Boat tours of the Venetian Villas along the Brenta Riviera
The navigation from Padua to the Venetian Villas on the Brenta Riviera is renowned worldwide.
Once boats were called burchiello (barge); the historical route of the ancient Venetian barges of the 1700s begins in Padua, it passes five Locks that were built to navigate downstream overcoming a 10-m difference in water height, and ten revolving bridges, to end in Venice, in St. Mark's Square. Today all the motorboats navigating the Brenta Riviera from Padua to Venice and vice-versa are commonly called burchiello. The individual name of each boat changes according to the owning shipping company; some of them are modern, made of metal, others are traditional and romantic wooden barges as the burcio. These modern, comfortable and panoramic boats are heirs to past tradition. They slowly cruise the Brenta Canal, while a tourist guide on board tells about the history, the culture and the art of the Villas that rise along the Brenta Riviera.
Boat trips on the Bacchiglione river
A charming river tour in the luxuriant and green vegetation is the navigation from Padua to Selvazzano, on the Bacchiglione river.
Boat tours along the Euganean Riviera
Charming navigation experience on typical wooden boats from Padua to Monselice, on an ancient route that was loved by the Italian poet Francesco Petrarca.

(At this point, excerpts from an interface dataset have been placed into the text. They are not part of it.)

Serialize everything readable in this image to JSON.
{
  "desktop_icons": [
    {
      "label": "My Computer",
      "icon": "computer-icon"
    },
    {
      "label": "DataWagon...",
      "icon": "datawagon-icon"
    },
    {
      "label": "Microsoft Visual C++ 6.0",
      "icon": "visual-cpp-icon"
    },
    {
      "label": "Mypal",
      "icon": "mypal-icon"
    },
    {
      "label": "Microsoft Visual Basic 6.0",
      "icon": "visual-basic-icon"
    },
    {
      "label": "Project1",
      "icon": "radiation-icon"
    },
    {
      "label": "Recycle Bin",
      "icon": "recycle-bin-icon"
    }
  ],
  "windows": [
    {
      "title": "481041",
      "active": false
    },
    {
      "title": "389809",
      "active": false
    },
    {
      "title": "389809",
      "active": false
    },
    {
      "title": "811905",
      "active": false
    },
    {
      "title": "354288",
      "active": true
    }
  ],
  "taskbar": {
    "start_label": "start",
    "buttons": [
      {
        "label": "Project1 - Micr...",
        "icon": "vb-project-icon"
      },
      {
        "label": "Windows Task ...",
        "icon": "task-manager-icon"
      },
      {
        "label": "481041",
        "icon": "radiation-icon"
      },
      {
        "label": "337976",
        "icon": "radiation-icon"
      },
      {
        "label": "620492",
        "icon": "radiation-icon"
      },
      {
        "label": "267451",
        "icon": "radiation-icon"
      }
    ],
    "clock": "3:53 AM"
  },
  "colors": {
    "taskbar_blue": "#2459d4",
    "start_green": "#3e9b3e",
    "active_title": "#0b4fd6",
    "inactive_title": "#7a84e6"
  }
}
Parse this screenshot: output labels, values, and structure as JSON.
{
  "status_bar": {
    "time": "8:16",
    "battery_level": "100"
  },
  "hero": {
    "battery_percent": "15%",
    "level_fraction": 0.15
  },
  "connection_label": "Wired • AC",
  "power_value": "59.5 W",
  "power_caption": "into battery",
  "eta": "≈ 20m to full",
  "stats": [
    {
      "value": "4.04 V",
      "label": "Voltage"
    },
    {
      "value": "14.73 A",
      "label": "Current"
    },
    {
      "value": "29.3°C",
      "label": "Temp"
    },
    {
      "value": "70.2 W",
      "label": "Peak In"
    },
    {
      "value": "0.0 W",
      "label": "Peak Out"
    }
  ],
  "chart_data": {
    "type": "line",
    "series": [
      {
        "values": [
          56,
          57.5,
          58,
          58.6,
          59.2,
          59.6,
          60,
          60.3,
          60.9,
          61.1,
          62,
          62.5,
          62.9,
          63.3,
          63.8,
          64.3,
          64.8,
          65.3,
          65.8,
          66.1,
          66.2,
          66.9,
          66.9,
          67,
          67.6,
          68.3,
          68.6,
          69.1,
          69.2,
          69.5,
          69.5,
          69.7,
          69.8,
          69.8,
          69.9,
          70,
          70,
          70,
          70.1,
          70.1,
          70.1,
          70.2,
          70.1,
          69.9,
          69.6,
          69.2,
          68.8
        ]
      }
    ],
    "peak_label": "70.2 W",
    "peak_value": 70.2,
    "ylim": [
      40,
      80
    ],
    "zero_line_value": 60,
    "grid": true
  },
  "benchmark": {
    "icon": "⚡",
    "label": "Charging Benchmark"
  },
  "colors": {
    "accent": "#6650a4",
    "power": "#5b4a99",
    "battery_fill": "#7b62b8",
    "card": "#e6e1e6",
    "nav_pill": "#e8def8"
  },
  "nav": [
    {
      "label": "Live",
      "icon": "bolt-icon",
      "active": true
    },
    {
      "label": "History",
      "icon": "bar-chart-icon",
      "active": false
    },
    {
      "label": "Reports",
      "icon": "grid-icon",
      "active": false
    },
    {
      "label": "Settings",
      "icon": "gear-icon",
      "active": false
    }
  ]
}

Fascinated by the beauty of this place, he loved composing his rhymes while navigating the canal of the Euganean Riviera to reach his vineyard in Arquà, "ameno recesso tra i Colli Euganei, in deliziosa e salubre postura" ("pleasant recess in the Euganean Hills, in a delightful and healthy location").
Boat tours from Pontelongo to the Venice lagoon
Generally offered in summer, in the months of July and August, navigation from Pontelongo to Venice and its islands is pleasant indeed.